Apple might lose at least $3 million in iPhone sales revenue daily or $1.14 billion annually as it announced to pull out from the Russian market in the wake of the Ukraine invasion.
According to estimates by Lithuania-based online shopping portal Burga, the amount is based on Apple’s latest recorded Russian market share and the company’s revenue from sales as of 2021.
Apple’s exit in Russia puts a close to the rocky relationship between the two entities. Notably, Russia has in the past enacted questionable policies for companies like Apple to comply with. Apple had only recently adhered with a government mandate to open offices in Russia to offer online services there – said the report.
Although Russia does not account for a significant revenue share for Apple products, the tech giant’s exit will likely leave a mark on its smartphone sales that have been growing in the country.
Data presented by Burga indicates that based on vendor, Apple accounts for 15 percent of the Russian smartphone sales to rank third overall.
Elegant Themes - The most popular WordPress theme in the world and the ultimate WordPress Page Builder.

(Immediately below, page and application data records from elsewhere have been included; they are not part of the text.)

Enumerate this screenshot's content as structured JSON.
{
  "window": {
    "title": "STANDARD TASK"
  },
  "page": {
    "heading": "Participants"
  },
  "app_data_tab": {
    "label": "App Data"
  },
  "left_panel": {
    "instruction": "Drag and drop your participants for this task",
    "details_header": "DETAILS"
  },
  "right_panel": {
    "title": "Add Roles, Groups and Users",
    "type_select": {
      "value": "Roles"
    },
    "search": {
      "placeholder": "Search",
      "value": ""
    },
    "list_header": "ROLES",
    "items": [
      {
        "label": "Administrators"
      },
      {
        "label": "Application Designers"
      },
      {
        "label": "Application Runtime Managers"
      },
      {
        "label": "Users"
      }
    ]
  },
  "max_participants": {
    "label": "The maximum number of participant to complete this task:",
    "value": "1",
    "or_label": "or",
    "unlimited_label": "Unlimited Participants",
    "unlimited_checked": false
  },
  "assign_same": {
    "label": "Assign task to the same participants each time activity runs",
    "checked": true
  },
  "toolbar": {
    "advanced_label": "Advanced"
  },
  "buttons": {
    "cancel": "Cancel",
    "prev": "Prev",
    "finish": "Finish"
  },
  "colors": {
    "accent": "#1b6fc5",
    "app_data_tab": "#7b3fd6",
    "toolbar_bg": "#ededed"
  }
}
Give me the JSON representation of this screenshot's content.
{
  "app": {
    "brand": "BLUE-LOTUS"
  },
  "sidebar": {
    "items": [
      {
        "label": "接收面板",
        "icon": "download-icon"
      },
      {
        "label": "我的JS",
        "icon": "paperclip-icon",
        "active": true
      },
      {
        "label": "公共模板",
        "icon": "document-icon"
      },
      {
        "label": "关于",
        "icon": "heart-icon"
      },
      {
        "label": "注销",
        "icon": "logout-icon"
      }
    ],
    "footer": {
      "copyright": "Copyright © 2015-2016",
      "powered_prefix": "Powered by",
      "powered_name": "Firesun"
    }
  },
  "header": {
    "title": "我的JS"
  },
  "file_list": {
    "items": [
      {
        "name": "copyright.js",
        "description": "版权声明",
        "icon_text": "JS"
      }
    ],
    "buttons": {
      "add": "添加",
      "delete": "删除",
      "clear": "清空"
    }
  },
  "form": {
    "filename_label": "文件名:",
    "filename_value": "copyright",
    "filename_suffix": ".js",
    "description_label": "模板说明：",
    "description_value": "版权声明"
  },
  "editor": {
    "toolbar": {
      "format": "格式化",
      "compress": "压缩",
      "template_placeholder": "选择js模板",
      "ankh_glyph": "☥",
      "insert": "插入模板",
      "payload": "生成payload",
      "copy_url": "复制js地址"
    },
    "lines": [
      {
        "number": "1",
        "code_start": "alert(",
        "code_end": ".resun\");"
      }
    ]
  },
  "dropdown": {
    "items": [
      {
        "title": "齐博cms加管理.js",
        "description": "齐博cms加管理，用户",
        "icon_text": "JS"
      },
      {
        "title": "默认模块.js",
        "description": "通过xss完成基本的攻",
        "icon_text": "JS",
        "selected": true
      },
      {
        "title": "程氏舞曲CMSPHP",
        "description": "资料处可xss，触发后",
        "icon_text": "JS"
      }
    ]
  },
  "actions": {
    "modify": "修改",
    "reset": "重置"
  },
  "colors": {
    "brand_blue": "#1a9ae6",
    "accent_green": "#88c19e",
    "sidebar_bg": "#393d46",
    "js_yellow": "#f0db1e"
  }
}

Get a 30-day money-back guarantee. Get it for Free
South Korea’s Samsung occupies the top position with 34 percent followed by Xiaomi at the third spot at 26 percent.
Realme has a share of 8 percent, followed by Poco at 3 percent, while other smaller brands account for 14 percent, the Burga report mentioned.
Elsewhere, as of 2021, Russia’s smartphone sales stood at? 730 billion ($7.6 billion).
Apple’s revenue loss might be higher considering that Russia’s general smartphone sales income has risen steadily in the last few years.
As of 2020, the revenue stood at $5.93 billion, while in 2019, the figure was at $5.2 billion.
Overall, between 2014 and 2021, the figure has spiked almost 200 percent.
After Apple’s decision on Russia, the move has placed pressure on other brands like Samsung that have also stopped shipping products to the country.
“Consequently, the exit by the two manufacturers might be a window of expansion for Chinese operators that are likely to stay put. However, such firms might suffer the impact of any follow-up sanctions that can bar companies from operating in Russia using U.S. origin technology,” the report noted.